When Croatia and Serbia meet tomorrow night at the Maksimir Stadium in Zagreb, the three points on offer for World Cup qualification in Group A are a mere subplot as the two nations meet for the first time since 1999.
The tie has already been dubbed the ‘match of the decade’ by the media and that’s hardly a surprise given the political and historical nature of the two countries especially as the memories of the war are still fresh.
34,000 tickets were sold within hours of the game being announced and although away fans (Serbia) have been banned there are still massive security concerns.
Croatia’s declaration of independence in June 1991 from the former Yugoslavia sparked the four-year war and claimed an estimated 20,000 lives with both sides claiming atrocities were committed on each other.

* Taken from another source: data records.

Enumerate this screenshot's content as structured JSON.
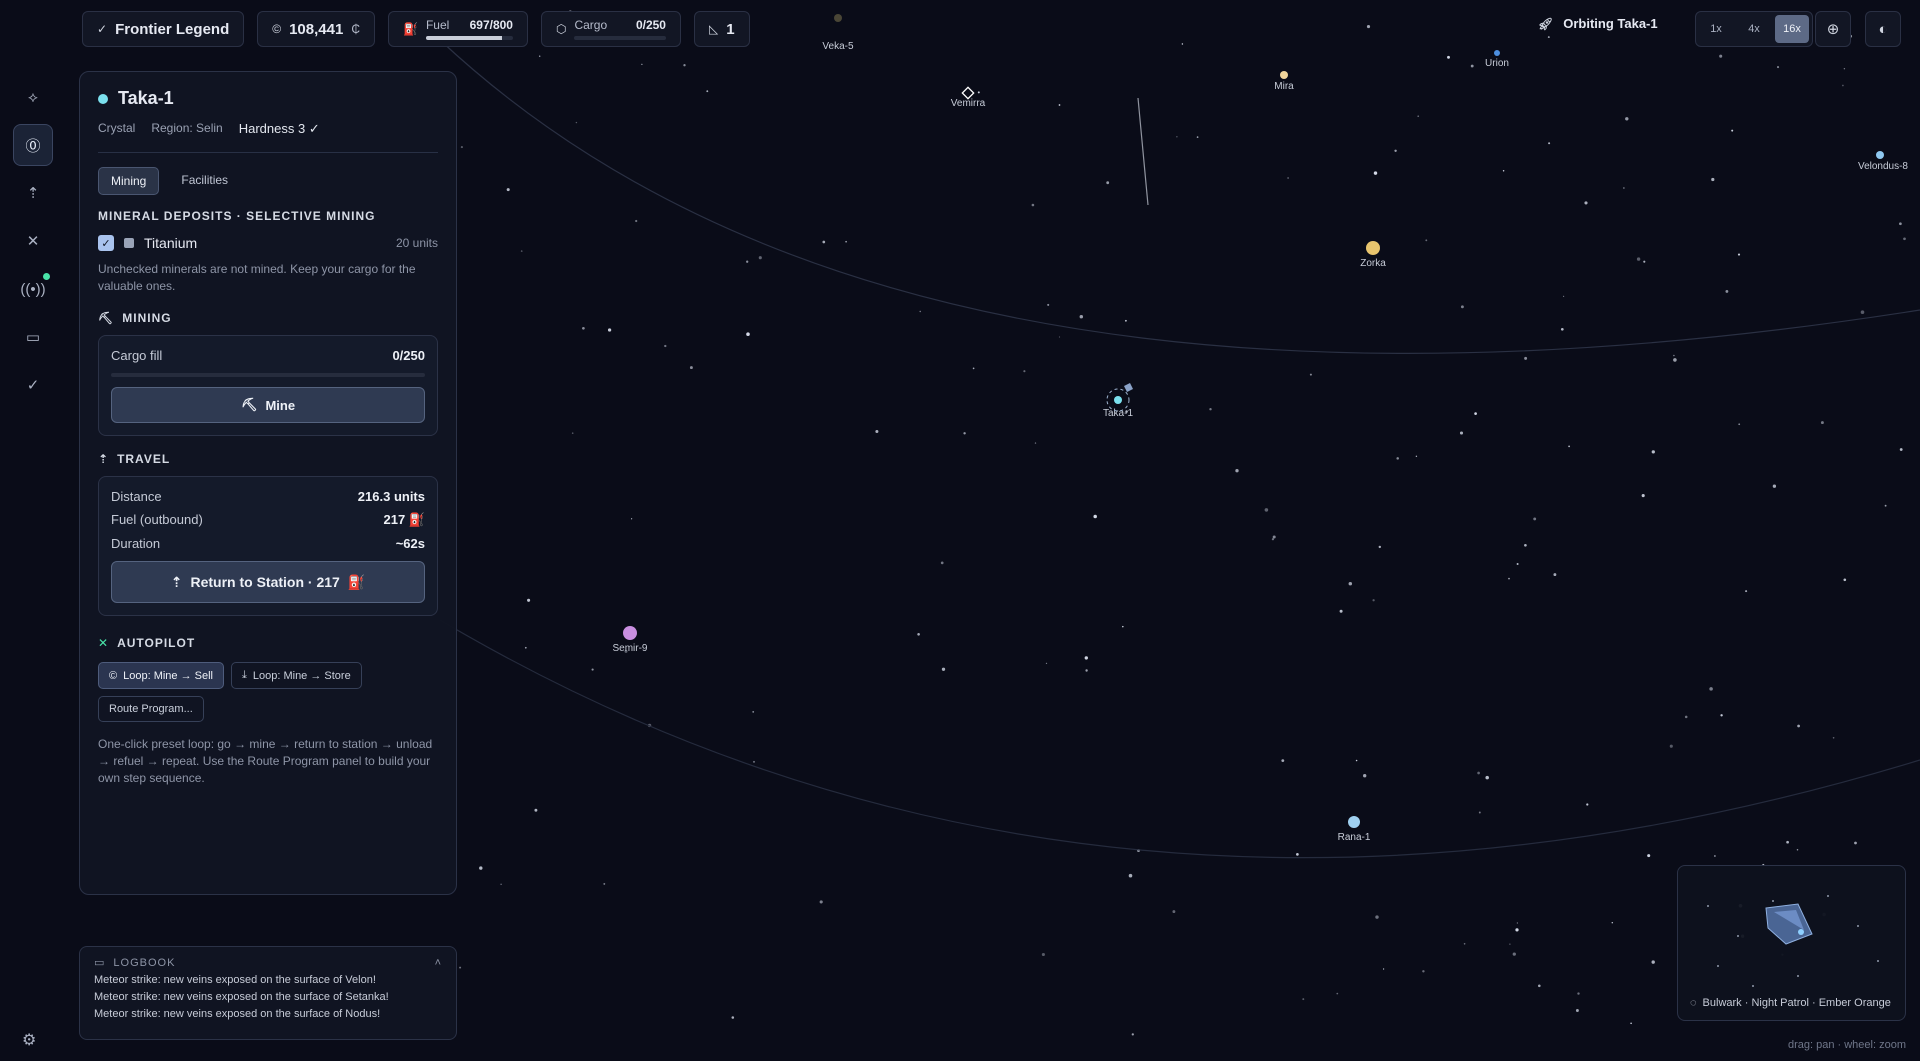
{
  "topbar": {
    "title": "Frontier Legend",
    "credits": "108,441",
    "credits_unit": "₵",
    "fuel_label": "Fuel",
    "fuel_value": "697/800",
    "fuel_fraction": 0.87,
    "cargo_label": "Cargo",
    "cargo_value": "0/250",
    "cargo_fraction": 0,
    "level": "1"
  },
  "status": {
    "orbit_text": "Orbiting Taka-1",
    "zoom_options": [
      "1x",
      "4x",
      "16x"
    ],
    "zoom_selected": "16x"
  },
  "panel": {
    "title": "Taka-1",
    "type": "Crystal",
    "region": "Region: Selin",
    "hardness": "Hardness 3",
    "tabs": [
      "Mining",
      "Facilities"
    ],
    "deposits_title": "MINERAL DEPOSITS · SELECTIVE MINING",
    "deposit_name": "Titanium",
    "deposit_units": "20 units",
    "deposit_note": "Unchecked minerals are not mined. Keep your cargo for the valuable ones.",
    "mining_title": "MINING",
    "cargo_fill_label": "Cargo fill",
    "cargo_fill_value": "0/250",
    "mine_button": "Mine",
    "travel_title": "TRAVEL",
    "distance_label": "Distance",
    "distance_value": "216.3 units",
    "fuel_label": "Fuel (outbound)",
    "fuel_value": "217",
    "duration_label": "Duration",
    "duration_value": "~62s",
    "return_button": "Return to Station · 217",
    "autopilot_title": "AUTOPILOT",
    "loop_sell": "Loop: Mine → Sell",
    "loop_store": "Loop: Mine → Store",
    "route_program": "Route Program...",
    "autopilot_note": "One-click preset loop: go → mine → return to station → unload → refuel → repeat. Use the Route Program panel to build your own step sequence."
  },
  "logbook": {
    "title": "LOGBOOK",
    "entries": [
      "Meteor strike: new veins exposed on the surface of Velon!",
      "Meteor strike: new veins exposed on the surface of Setanka!",
      "Meteor strike: new veins exposed on the surface of Nodus!"
    ]
  },
  "ship": {
    "name": "Bulwark · Night Patrol · Ember Orange"
  },
  "hint": "drag: pan · wheel: zoom",
  "map": {
    "bodies": [
      {
        "name": "Veka-5",
        "color": "#4a4636"
      },
      {
        "name": "Vemirra",
        "color": "#ffffff"
      },
      {
        "name": "Mira",
        "color": "#f0d49a"
      },
      {
        "name": "Urion",
        "color": "#4d8fe0"
      },
      {
        "name": "Velondus-8",
        "color": "#8fc8f0"
      },
      {
        "name": "Zorka",
        "color": "#e8c56e"
      },
      {
        "name": "Taka-1",
        "color": "#7be0ee"
      },
      {
        "name": "Semir-9",
        "color": "#c98fe0"
      },
      {
        "name": "Rana-1",
        "color": "#9fd0f0"
      }
    ]
  }
}
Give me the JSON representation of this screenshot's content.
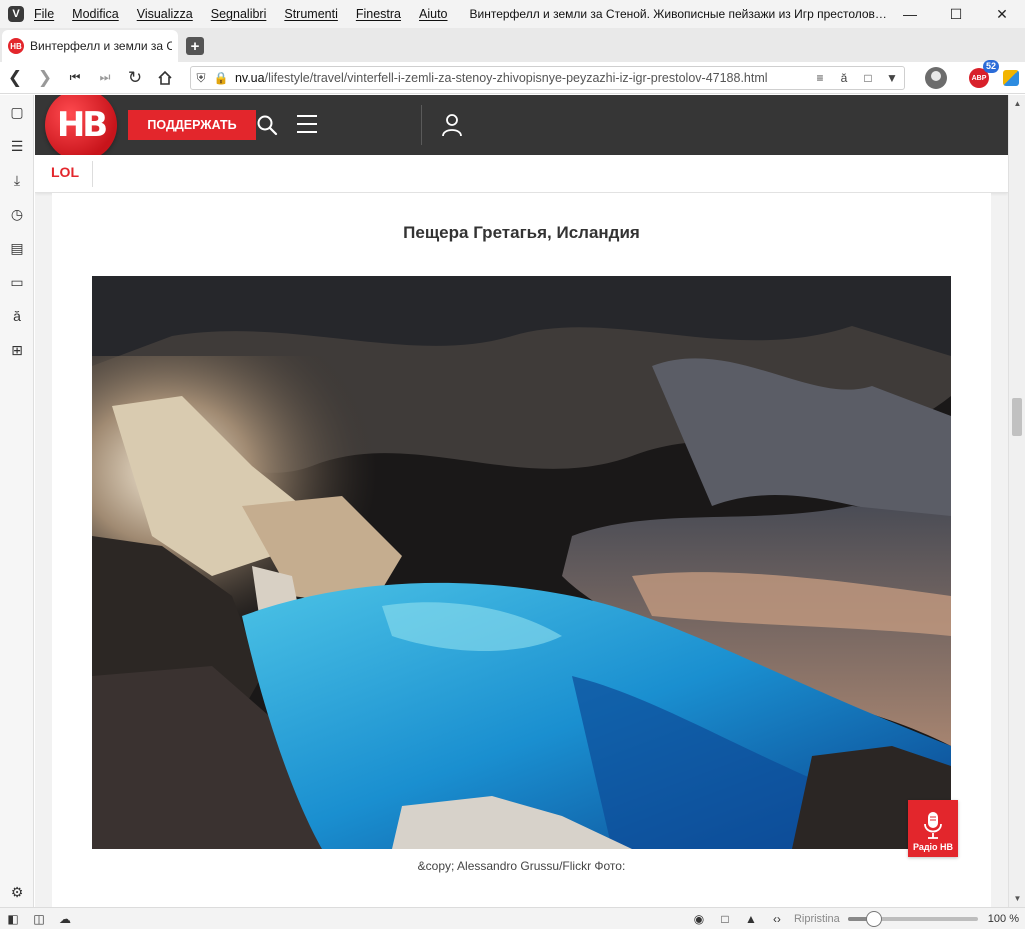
{
  "window": {
    "app_icon": "V",
    "menu": [
      "File",
      "Modifica",
      "Visualizza",
      "Segnalibri",
      "Strumenti",
      "Finestra",
      "Aiuto"
    ],
    "title": "Винтерфелл и земли за Стеной. Живописные пейзажи из Игр престолов ...",
    "controls": [
      "minimize-icon",
      "maximize-icon",
      "close-icon"
    ]
  },
  "tabs": [
    {
      "favicon": "НВ",
      "title": "Винтерфелл и земли за Ст",
      "active": true
    }
  ],
  "address_bar": {
    "host": "nv.ua",
    "path": "/lifestyle/travel/vinterfell-i-zemli-za-stenoy-zhivopisnye-peyzazhi-iz-igr-prestolov-47188.html",
    "abp_badge": "52",
    "abp_label": "ABP"
  },
  "site": {
    "logo": "НВ",
    "support_label": "ПОДДЕРЖАТЬ",
    "subnav_label": "LOL",
    "brand_color": "#e3262c",
    "header_color": "#363636"
  },
  "article": {
    "heading": "Пещера Гретагья, Исландия",
    "image_caption": "&copy; Alessandro Grussu/Flickr Фото:",
    "image_subject": "blue water pool inside dark rock cave"
  },
  "radio": {
    "label": "Радіо НВ"
  },
  "status_bar": {
    "reset_label": "Ripristina",
    "zoom_percent": "100 %",
    "zoom_level": 0.2
  }
}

Many believe that the catalyst for this conflict began in the Maksimir Stadium on May 13, 1990 though. In a league match, Zagreb and Red Star supporters rioted and Dinamo midfielder Zvonimir Boban became a hero for Croatian nationalists by kung-fu kicking a police officer who was beating a home fan with a truncheon.
Here in the America it’s almost impossible to imagine just how horrific those 4 years were as families, neighbors, towns and villages were split apart.
Croatia captain Darijo Srna has described the game as his “most difficult match” while Serbia goalkeeper Vladimir Stojkovic said: “This is not only just about points …
“It’s about rivalry, prestige – and about something that will mean a lot more to some fans than to us players.”
One man who lived and played through the conflict was Sinisa Mihajlovic, the legendary hard man who kicked opponents almost as hard as his stunning free kicks.
Now the head coach of Serbia, this must read piece takes you inside his head and to the time when teammates became enemies.
Relationships between the two countries has gradually improved over the last few years but this is till considered a high risk match as Balkan football is still heavily linked to ultra-nationalist hooligans.
UEFA will be closely monitoring the game and the return leg on September 6 after warning both countries’ football federations about the need to tackle hooliganism.
I for one hope that tomorrow night we’re talking about a fantastic atmosphere and an even better game of football and nothing else.